Scam Alert: Asia Finance's brand name has been unlawfully used to promote unsecured loans services in Indonesia. We are working to resolve this matter.
Be sure to never provide personal information over email or phone. Click here for more details.
Many people view debt as a four-letter word, and indeed, debt may suggest a lack of sufficient cash flow or financial difficulty. It’s also an indication of increased risk and not being able to service your debt repayments could have severe implications on your business.
There is however, a different side to debt. For a start, many large corporations have some levels of debt. It sounds counter intuitive, but taking on debt can be beneficial for your business, as long as it is managed responsibly. We look at the advantages of debt financing in the scenarios below.
1. Debt can help you grow your business
One of the primary ways to grow your business is to take on debt. Many small business owners find themselves at a crossroads when facing rapid growth as they are not able to finance expansions on their own. At this time, access to debt can be a great benefit.
2. You maintain ownership of your business
Almost all businesses that require financing will turn to equity or debt at some point. For business owners that are concerned about control, this is where debt financing offers the most advantage. For a start, business owners are not required to relinquish partial ownership of their business to lenders. Unlike equity financing, you do not have to answer to investors.
3. Debt is cheaper than equity

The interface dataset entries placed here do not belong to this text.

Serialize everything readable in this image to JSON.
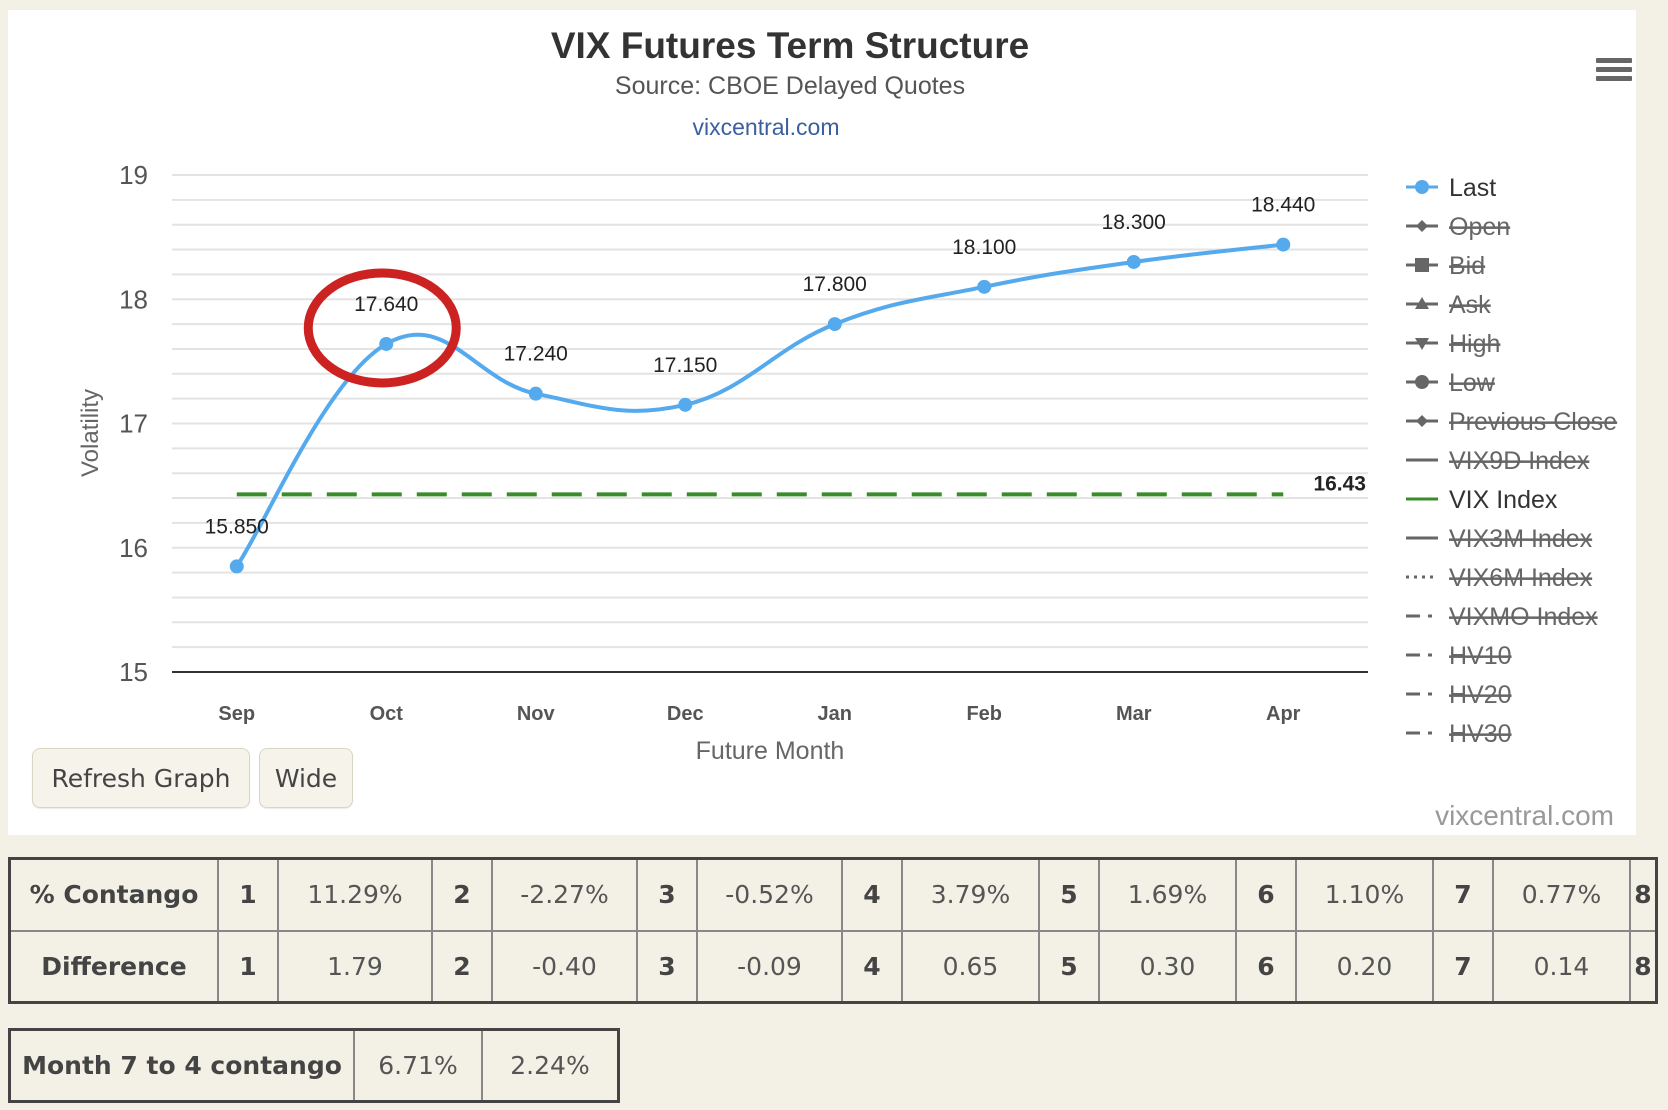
{
  "chart_data": {
    "type": "line",
    "title": "VIX Futures Term Structure",
    "subtitle": "Source: CBOE Delayed Quotes",
    "credit_top": "vixcentral.com",
    "xlabel": "Future Month",
    "ylabel": "Volatility",
    "categories": [
      "Sep",
      "Oct",
      "Nov",
      "Dec",
      "Jan",
      "Feb",
      "Mar",
      "Apr"
    ],
    "ylim": [
      15,
      19
    ],
    "yticks": [
      15,
      16,
      17,
      18,
      19
    ],
    "grid": true,
    "series": [
      {
        "name": "Last",
        "color": "#55aaee",
        "values": [
          15.85,
          17.64,
          17.24,
          17.15,
          17.8,
          18.1,
          18.3,
          18.44
        ],
        "labels": [
          "15.850",
          "17.640",
          "17.240",
          "17.150",
          "17.800",
          "18.100",
          "18.300",
          "18.440"
        ],
        "smooth": true,
        "markers": true
      },
      {
        "name": "VIX Index",
        "color": "#3a8c2a",
        "values": [
          16.43,
          16.43,
          16.43,
          16.43,
          16.43,
          16.43,
          16.43,
          16.43
        ],
        "end_label": "16.43",
        "dashed": true
      }
    ],
    "annotation": {
      "type": "circle",
      "target": "Oct",
      "color": "#cc2222"
    },
    "legend_position": "right",
    "legend": [
      {
        "label": "Last",
        "symbol": "circle",
        "active": true,
        "color": "#55aaee"
      },
      {
        "label": "Open",
        "symbol": "diamond",
        "active": false
      },
      {
        "label": "Bid",
        "symbol": "square",
        "active": false
      },
      {
        "label": "Ask",
        "symbol": "triangle",
        "active": false
      },
      {
        "label": "High",
        "symbol": "triangle-down",
        "active": false
      },
      {
        "label": "Low",
        "symbol": "circle",
        "active": false
      },
      {
        "label": "Previous Close",
        "symbol": "diamond",
        "active": false
      },
      {
        "label": "VIX9D Index",
        "symbol": "line",
        "active": false
      },
      {
        "label": "VIX Index",
        "symbol": "line",
        "active": true,
        "color": "#3a8c2a"
      },
      {
        "label": "VIX3M Index",
        "symbol": "line",
        "active": false
      },
      {
        "label": "VIX6M Index",
        "symbol": "dotted",
        "active": false
      },
      {
        "label": "VIXMO Index",
        "symbol": "dashdot",
        "active": false
      },
      {
        "label": "HV10",
        "symbol": "dashdot",
        "active": false
      },
      {
        "label": "HV20",
        "symbol": "dashdot",
        "active": false
      },
      {
        "label": "HV30",
        "symbol": "dashdot",
        "active": false
      }
    ]
  },
  "controls": {
    "refresh_label": "Refresh Graph",
    "wide_label": "Wide",
    "menu_icon": "hamburger-menu-icon"
  },
  "credit_bottom": "vixcentral.com",
  "contango_table": {
    "rows": [
      {
        "label": "% Contango",
        "cells": [
          {
            "idx": "1",
            "val": "11.29%"
          },
          {
            "idx": "2",
            "val": "-2.27%"
          },
          {
            "idx": "3",
            "val": "-0.52%"
          },
          {
            "idx": "4",
            "val": "3.79%"
          },
          {
            "idx": "5",
            "val": "1.69%"
          },
          {
            "idx": "6",
            "val": "1.10%"
          },
          {
            "idx": "7",
            "val": "0.77%"
          }
        ],
        "last_idx": "8"
      },
      {
        "label": "Difference",
        "cells": [
          {
            "idx": "1",
            "val": "1.79"
          },
          {
            "idx": "2",
            "val": "-0.40"
          },
          {
            "idx": "3",
            "val": "-0.09"
          },
          {
            "idx": "4",
            "val": "0.65"
          },
          {
            "idx": "5",
            "val": "0.30"
          },
          {
            "idx": "6",
            "val": "0.20"
          },
          {
            "idx": "7",
            "val": "0.14"
          }
        ],
        "last_idx": "8"
      }
    ]
  },
  "month74_table": {
    "label": "Month 7 to 4 contango",
    "values": [
      "6.71%",
      "2.24%"
    ]
  }
}
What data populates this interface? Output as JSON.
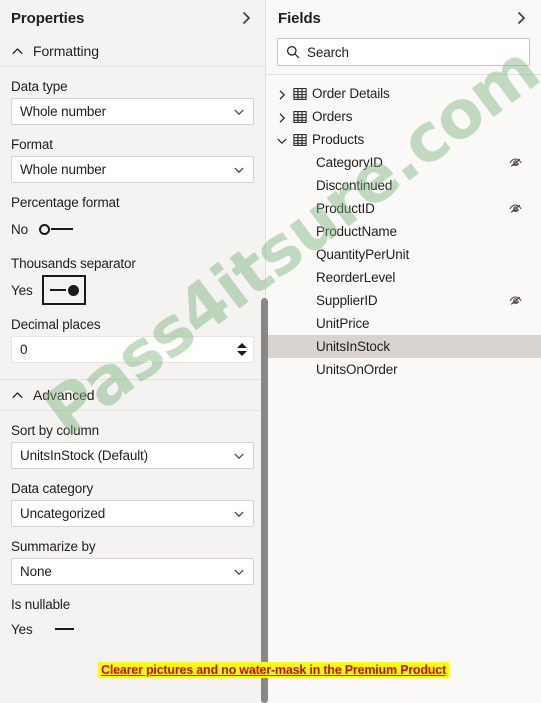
{
  "properties": {
    "title": "Properties",
    "collapse_icon": "chevron-right-icon",
    "sections": [
      {
        "label": "Formatting",
        "chevron": "chevron-up-icon"
      },
      {
        "label": "Advanced",
        "chevron": "chevron-up-icon"
      }
    ],
    "formatting": {
      "data_type": {
        "label": "Data type",
        "value": "Whole number"
      },
      "format": {
        "label": "Format",
        "value": "Whole number"
      },
      "percentage_format": {
        "label": "Percentage format",
        "state": "No",
        "on": false
      },
      "thousands_separator": {
        "label": "Thousands separator",
        "state": "Yes",
        "on": true
      },
      "decimal_places": {
        "label": "Decimal places",
        "value": "0"
      }
    },
    "advanced": {
      "sort_by_column": {
        "label": "Sort by column",
        "value": "UnitsInStock (Default)"
      },
      "data_category": {
        "label": "Data category",
        "value": "Uncategorized"
      },
      "summarize_by": {
        "label": "Summarize by",
        "value": "None"
      },
      "is_nullable": {
        "label": "Is nullable",
        "state": "Yes",
        "on": false
      }
    }
  },
  "fields": {
    "title": "Fields",
    "collapse_icon": "chevron-right-icon",
    "search": {
      "placeholder": "Search",
      "value": "Search",
      "icon": "search-icon"
    },
    "tables": [
      {
        "name": "Order Details",
        "expanded": false,
        "chevron": "chevron-right-icon",
        "icon": "table-icon"
      },
      {
        "name": "Orders",
        "expanded": false,
        "chevron": "chevron-right-icon",
        "icon": "table-icon"
      },
      {
        "name": "Products",
        "expanded": true,
        "chevron": "chevron-down-icon",
        "icon": "table-icon"
      }
    ],
    "columns": [
      {
        "name": "CategoryID",
        "hidden": true,
        "selected": false
      },
      {
        "name": "Discontinued",
        "hidden": false,
        "selected": false
      },
      {
        "name": "ProductID",
        "hidden": true,
        "selected": false
      },
      {
        "name": "ProductName",
        "hidden": false,
        "selected": false
      },
      {
        "name": "QuantityPerUnit",
        "hidden": false,
        "selected": false
      },
      {
        "name": "ReorderLevel",
        "hidden": false,
        "selected": false
      },
      {
        "name": "SupplierID",
        "hidden": true,
        "selected": false
      },
      {
        "name": "UnitPrice",
        "hidden": false,
        "selected": false
      },
      {
        "name": "UnitsInStock",
        "hidden": false,
        "selected": true
      },
      {
        "name": "UnitsOnOrder",
        "hidden": false,
        "selected": false
      }
    ]
  },
  "overlay": {
    "watermark": "Pass4itsure.com",
    "annotation": "Clearer pictures and no water-mask in the Premium Product"
  },
  "colors": {
    "panel_bg": "#f4f3f2",
    "fields_bg": "#faf9f8",
    "selection": "#d8d4d0",
    "text": "#201f1e",
    "border": "#e3e1df",
    "scrollbar": "#8a8886",
    "annotation_bg": "#ffff00",
    "annotation_fg": "#cc0000",
    "watermark": "#78b478"
  }
}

Debt is the cheaper source of financing for a few reasons. For a start, a firm gets a tax benefit on the interests paid to the lender. In contrast, dividends that a firm pays to equity holders are not tax-deductible. Given the same income potential, more debt also equals to a lower equity base, which will result in a higher after-tax profit or return on equity (ROE). This is especially meaningful when you are trying to boost earnings per share, a key metric that investors use to evaluate companies.
4. You retain your profits
As a business owner, your only obligation to your lender is to make repayments within an agreed time frame. Unlike equity financing, you do not have to share your business profits with equity holders. Further, equity holders take on more risk, and hence have to be compensated with higher returns. This risk materialize in the undesirable event of bankruptcy, where debt holders have the first claim on company assets (collateral), while equity holders share whatever is left in the coffers, which may very well be empty.
5. It helps you build credibility for your business
In the same way that credit cards can help you build a credit profile, debts can help you build relationships with financial institutions. If you consistently make your payments on time, it will be much easier to expand your credit facilities. Others are more likely to lend to your business once you’ve established a good business credit score, which is a testament to the good financial health of your business.
With these reasons, it makes sense that financing the business with debt can be an intelligent decision. However, if there is too much debt and with very little or no equity, then it becomes too risky for financiers to provide financing. This will increase the interest rates on new debt .
Most companies will strive to create a balance between equity and debt funding in ways that will keep their total cost of capital low. After all, financing of a business is its very lifeline that needs to be monitored closely and continuously.